Instrument calibration: Calibrating the instrument within the parameters that the laboratory will use in routine use, via traceable standards. Note that this does not always mean that what the vendor has calibrated will be appropriate for a specific laboratory. Typically, a vendor qualification is a vanilla approach of one size fits all. Here, the users need to define and calibrate what they really require.
Software and firmware configuration: The action of configuring the software application to laboratory requirements. This activity tends to be overlooked in many validation texts. It occurs to some extent with Category 3 software for application access control, but the main emphasis is the configuration of Category 4 software. Changes made to the application by the users must be documented and, where appropriate, tested in the user acceptance phase. For a spectrometer, it will also include the process of defining, building, and constructing a spectral library.
Software customization: Customizing the operation of the software by writing, typically custom macros. If macros must be written to help the users automate or speed up work, this will occur here. Typically, these macros must be documented, built, tested, and controlled.
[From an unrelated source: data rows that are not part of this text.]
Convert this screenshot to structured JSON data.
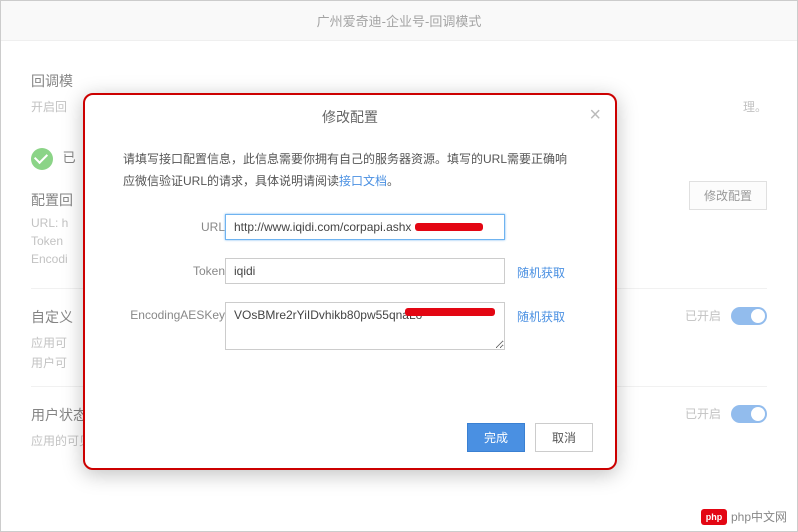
{
  "page": {
    "header_title": "广州爱奇迪-企业号-回调模式"
  },
  "sections": {
    "callback": {
      "title_partial": "回调模",
      "desc_partial": "开启回",
      "desc_tail": "理。",
      "enabled_badge_partial": "已",
      "edit_button": "修改配置",
      "config_title_partial": "配置回",
      "url_label": "URL: h",
      "token_label": "Token",
      "aeskey_label": "Encodi"
    },
    "custom": {
      "title_partial": "自定义",
      "desc1_partial": "应用可",
      "desc2_partial": "用户可",
      "status_text": "已开启"
    },
    "user_change": {
      "title": "用户状态变更通知",
      "desc": "应用的可见范围中新增了成员，或者减少了成员，通知企业。",
      "status_text": "已开启"
    }
  },
  "modal": {
    "title": "修改配置",
    "tip_part1": "请填写接口配置信息，此信息需要你拥有自己的服务器资源。填写的URL需要正确响应微信验证URL的请求，具体说明请阅读",
    "tip_link": "接口文档",
    "tip_tail": "。",
    "labels": {
      "url": "URL",
      "token": "Token",
      "aeskey": "EncodingAESKey"
    },
    "values": {
      "url": "http://www.iqidi.com/corpapi.ashx",
      "token": "iqidi",
      "aeskey": "VOsBMre2rYiIDvhikb80pw55qnaLo"
    },
    "random_link": "随机获取",
    "btn_ok": "完成",
    "btn_cancel": "取消"
  },
  "watermark": {
    "logo": "php",
    "text": "php中文网"
  }
}
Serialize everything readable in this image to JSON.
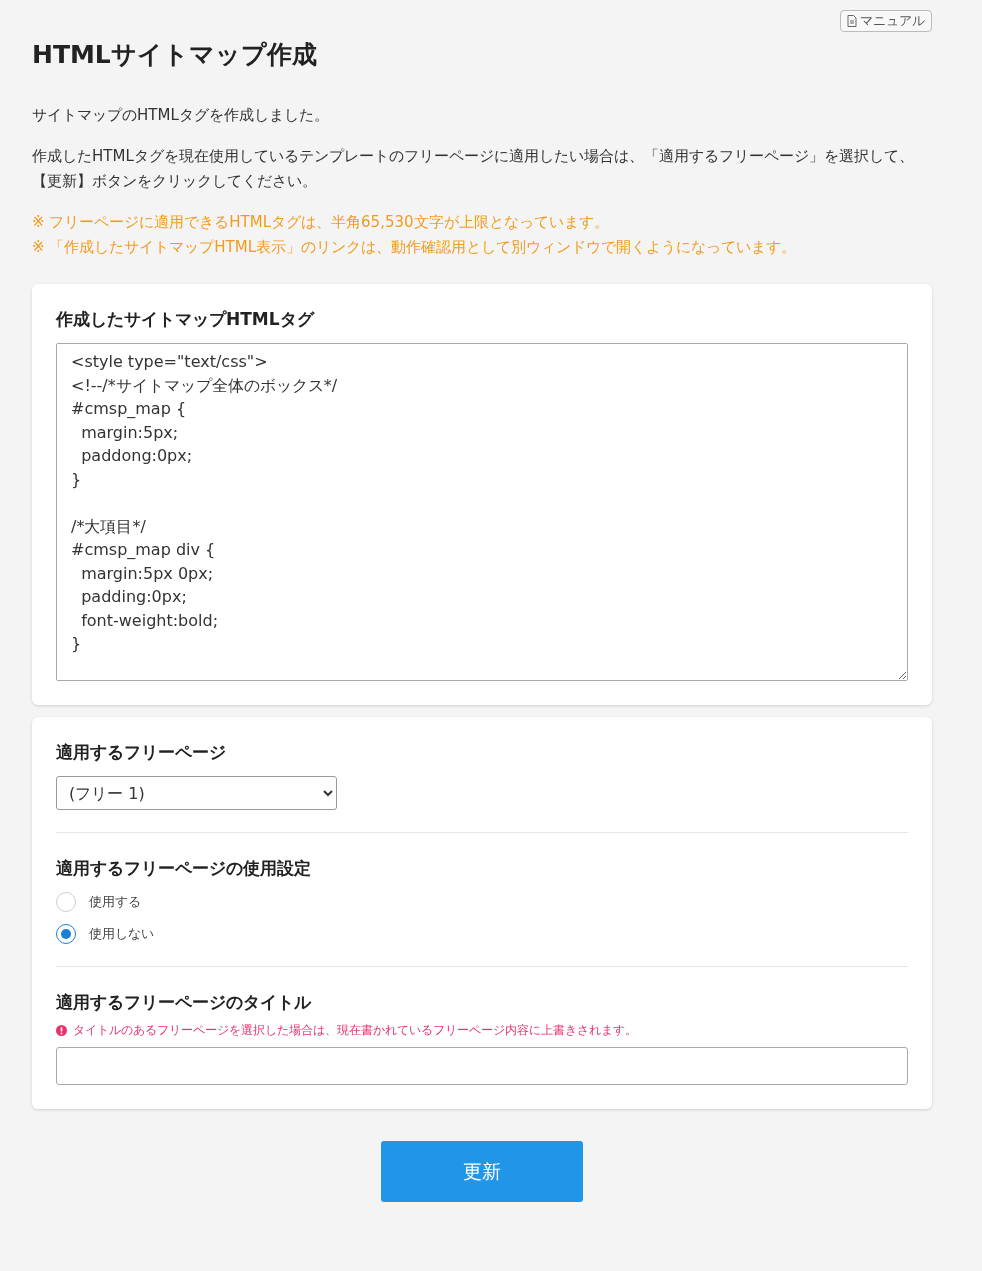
{
  "manual_button": {
    "label": "マニュアル"
  },
  "title": "HTMLサイトマップ作成",
  "intro": [
    {
      "lines": [
        "サイトマップのHTMLタグを作成しました。"
      ]
    },
    {
      "lines": [
        "作成したHTMLタグを現在使用しているテンプレートのフリーページに適用したい場合は、「適用するフリーページ」を選択して、",
        "【更新】ボタンをクリックしてください。"
      ]
    }
  ],
  "notes": [
    "※ フリーページに適用できるHTMLタグは、半角65,530文字が上限となっています。",
    "※ 「作成したサイトマップHTML表示」のリンクは、動作確認用として別ウィンドウで開くようになっています。"
  ],
  "html_section": {
    "heading": "作成したサイトマップHTMLタグ",
    "value": "<style type=\"text/css\">\n<!--/*サイトマップ全体のボックス*/\n#cmsp_map {\n  margin:5px;\n  paddong:0px;\n}\n\n/*大項目*/\n#cmsp_map div {\n  margin:5px 0px;\n  padding:0px;\n  font-weight:bold;\n}\n"
  },
  "page_section": {
    "heading": "適用するフリーページ",
    "select_value": "(フリー 1)"
  },
  "usage_section": {
    "heading": "適用するフリーページの使用設定",
    "options": [
      {
        "label": "使用する",
        "selected": false
      },
      {
        "label": "使用しない",
        "selected": true
      }
    ]
  },
  "title_section": {
    "heading": "適用するフリーページのタイトル",
    "warning": "タイトルのあるフリーページを選択した場合は、現在書かれているフリーページ内容に上書きされます。"
  },
  "submit_button": {
    "label": "更新"
  }
}
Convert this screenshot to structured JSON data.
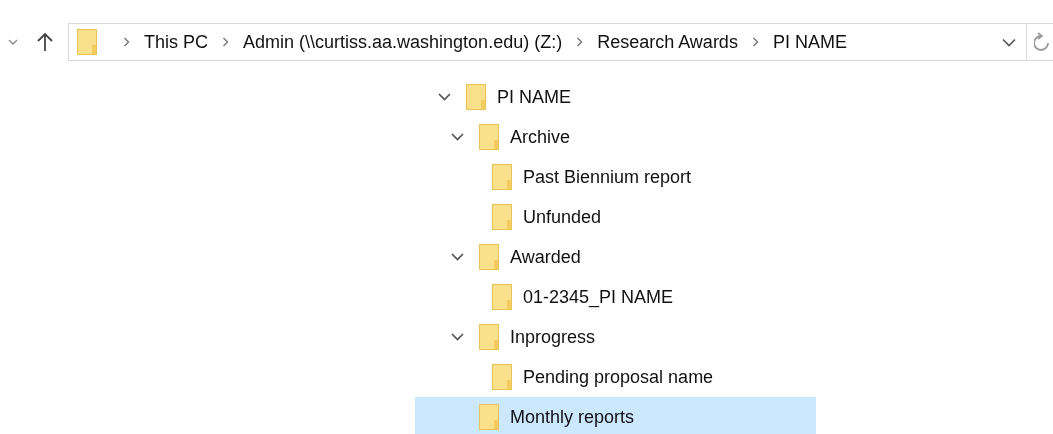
{
  "address_bar": {
    "breadcrumbs": [
      "This PC",
      "Admin (\\\\curtiss.aa.washington.edu) (Z:)",
      "Research Awards",
      "PI NAME"
    ]
  },
  "tree": [
    {
      "label": "PI NAME",
      "expanded": true,
      "selected": false,
      "children": [
        {
          "label": "Archive",
          "expanded": true,
          "selected": false,
          "children": [
            {
              "label": "Past Biennium report",
              "selected": false
            },
            {
              "label": "Unfunded",
              "selected": false
            }
          ]
        },
        {
          "label": "Awarded",
          "expanded": true,
          "selected": false,
          "children": [
            {
              "label": "01-2345_PI NAME",
              "selected": false
            }
          ]
        },
        {
          "label": "Inprogress",
          "expanded": true,
          "selected": false,
          "children": [
            {
              "label": "Pending proposal name",
              "selected": false
            }
          ]
        },
        {
          "label": "Monthly reports",
          "selected": true
        }
      ]
    }
  ]
}
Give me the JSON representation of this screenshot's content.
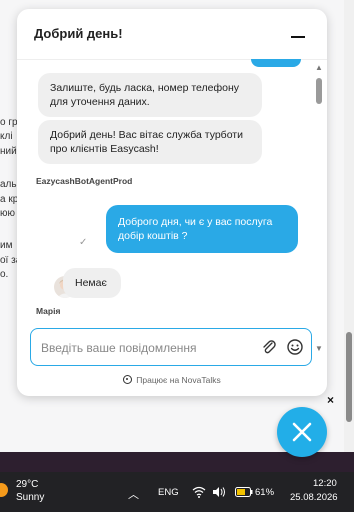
{
  "background_page": {
    "snippets": [
      "о гри",
      "клі",
      "ний",
      "аль",
      "а кр",
      "юю",
      "им",
      "ої за",
      "о."
    ]
  },
  "chat": {
    "title": "Добрий день!",
    "messages": [
      {
        "type": "incoming",
        "text": "Залиште, будь ласка, номер телефону для уточення даних."
      },
      {
        "type": "incoming",
        "text": "Добрий день! Вас вітає служба турботи про клієнтів Easycash!"
      },
      {
        "type": "sender",
        "text": "EazycashBotAgentProd"
      },
      {
        "type": "outgoing",
        "text": "Доброго дня, чи є у вас послуга добір коштів ?"
      },
      {
        "type": "incoming",
        "text": "Немає"
      },
      {
        "type": "sender",
        "text": "Марія"
      }
    ],
    "input": {
      "placeholder": "Введіть ваше повідомлення",
      "value": ""
    },
    "powered_by": "Працює на NovaTalks",
    "accent_color": "#2aa9e6"
  },
  "close_label": "×",
  "taskbar": {
    "temperature": "29°C",
    "weather": "Sunny",
    "language": "ENG",
    "battery": "61%",
    "time": "12:20",
    "date": "25.08.2026"
  }
}
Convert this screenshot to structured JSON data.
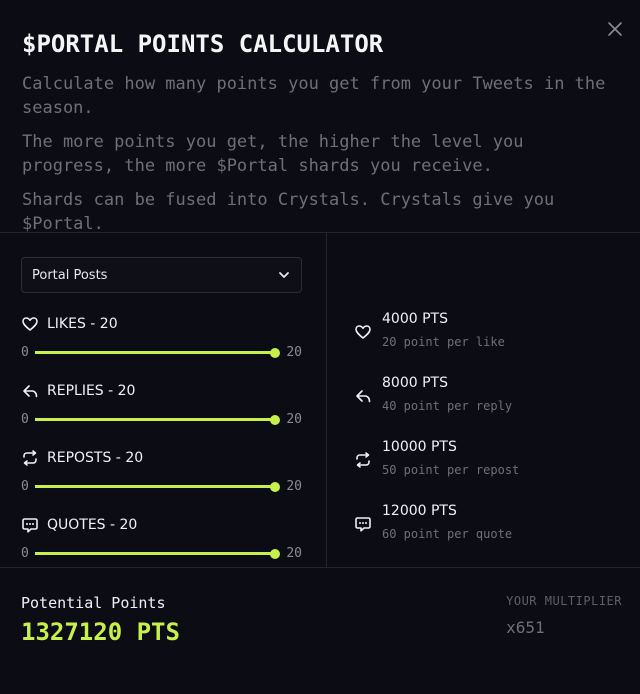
{
  "header": {
    "title": "$PORTAL POINTS CALCULATOR",
    "desc1": "Calculate how many points you get from your Tweets in the season.",
    "desc2": "The more points you get, the higher the level you progress, the more $Portal shards you receive.",
    "desc3": "Shards can be fused into Crystals. Crystals give you $Portal."
  },
  "select": {
    "value": "Portal Posts"
  },
  "metrics": [
    {
      "label": "LIKES - 20",
      "min": "0",
      "max": "20",
      "icon": "heart-icon",
      "value": 20
    },
    {
      "label": "REPLIES - 20",
      "min": "0",
      "max": "20",
      "icon": "reply-icon",
      "value": 20
    },
    {
      "label": "REPOSTS - 20",
      "min": "0",
      "max": "20",
      "icon": "repost-icon",
      "value": 20
    },
    {
      "label": "QUOTES - 20",
      "min": "0",
      "max": "20",
      "icon": "quote-icon",
      "value": 20
    }
  ],
  "stats": [
    {
      "pts": "4000 PTS",
      "sub": "20 point per like"
    },
    {
      "pts": "8000 PTS",
      "sub": "40 point per reply"
    },
    {
      "pts": "10000 PTS",
      "sub": "50 point per repost"
    },
    {
      "pts": "12000 PTS",
      "sub": "60 point per quote"
    }
  ],
  "footer": {
    "potential_label": "Potential Points",
    "potential_value": "1327120 PTS",
    "multiplier_label": "YOUR MULTIPLIER",
    "multiplier_value": "x651"
  },
  "colors": {
    "accent": "#c8f04a",
    "background": "#0c0c14",
    "muted": "#6e6f7c"
  }
}
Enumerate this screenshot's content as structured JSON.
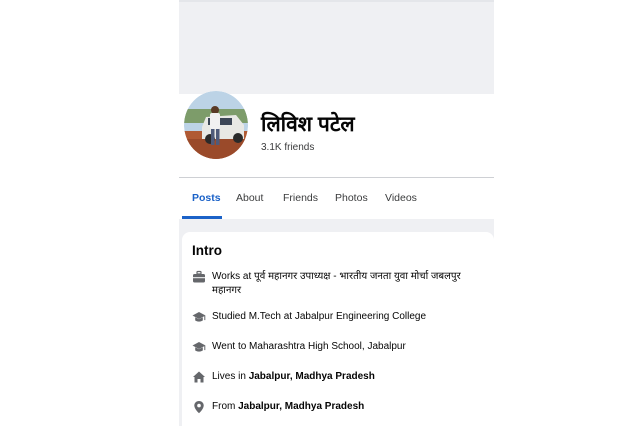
{
  "profile": {
    "name": "लिविश पटेल",
    "friends": "3.1K friends"
  },
  "tabs": [
    {
      "label": "Posts",
      "active": true
    },
    {
      "label": "About",
      "active": false
    },
    {
      "label": "Friends",
      "active": false
    },
    {
      "label": "Photos",
      "active": false
    },
    {
      "label": "Videos",
      "active": false
    }
  ],
  "intro": {
    "title": "Intro",
    "items": [
      {
        "icon": "briefcase-icon",
        "prefix": "Works at ",
        "bold": "",
        "text": "पूर्व महानगर उपाध्यक्ष - भारतीय जनता युवा मोर्चा जबलपुर महानगर"
      },
      {
        "icon": "graduation-cap-icon",
        "prefix": "Studied M.Tech at Jabalpur Engineering College",
        "bold": "",
        "text": ""
      },
      {
        "icon": "graduation-cap-icon",
        "prefix": "Went to Maharashtra High School, Jabalpur",
        "bold": "",
        "text": ""
      },
      {
        "icon": "home-icon",
        "prefix": "Lives in ",
        "bold": "Jabalpur, Madhya Pradesh",
        "text": ""
      },
      {
        "icon": "location-pin-icon",
        "prefix": "From ",
        "bold": "Jabalpur, Madhya Pradesh",
        "text": ""
      }
    ]
  },
  "colors": {
    "accent": "#1b62c8",
    "page_bg": "#eff0f3",
    "icon": "#65676b"
  }
}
User acceptance: The action of demonstrating that the overall system works according to the user specification documents (that is, intended purpose) and meets current regulatory requirements. As suggested by the name, this is the responsibility of the users of the system. Users can leverage work performed in earlier phases to avoid repeating work undertaken by the vendor when commissioning the system, provided that the work meets the user specifications. For example, an instrument with Category 3 software could omit this stage if the vendor commissioning tests matched those required by the users and the associated regulatory compliance. However, a Category 4 system that has been configured would be unlikely to have this advantage because the vendor commissioning usually is undertaken on the unconfigured application. Testing in this phase might also use certified reference materials to demonstrate the correct operation of the instrument or system.
In this column, I have outlined what I think should be required for an integrated approach for combined equipment qualification and computerized system validation. In the next column, I will outline a practical example of this approach. I welcome your comments.
The author would like to thank Chris Burgess for critique and comment in the development of Figure 1.
R.D. McDowall is principal of McDowall Consulting and director of R.D. McDowall Limited, and "Questions of Quality" column editor for LCGC Europe, Spectroscopy's sister magazine. Address correspondence to him at 73 Murray Avenue, Bromley, Kent, BR1 3DJ, UK.
(1) R.D. McDowall, Spectroscopy 21(4), 14–30 (2006).
(2) GAMP Forum Good Practice Guide — Validation of Laboratory Computerized Systems (International Society for Pharmaceutical Engineering, Tampa, Florida, 2005).
(3) S.K. Bansal, T. Layloff, E.D. Bush, M. Hamilton, E.A. Hankinson, J.S. Landy, S. Lowes, M.M. Nasr, P.A. St. Jean, and V.P. Shah, Qualification of Analytical Instruments for Use in the Pharmaceutical Industry: A Scientific Approach (American Association of Pharmaceutical Scientists, 2004).
(4) Pharmacopoeial Forum, <1058> Analytical Equipment Qualification (January 2005).
(5) Good Automated Manufacturing Practice (GAMP) Guidelines, version 4 (International Society for Pharmaceutical Engineering, Tampa, Florida, 2001).
(6) R.D. McDowall, Spectroscopy 21(7), 20–26 (2006).
7) ICH Q7A Good Manufacturing Practice for Active Pharmaceutical Ingredients (2000).
(8) W. Furman, R. Tetzlaff, and T. Layloff, JOAC Int. 77, 1314–1317 (1994).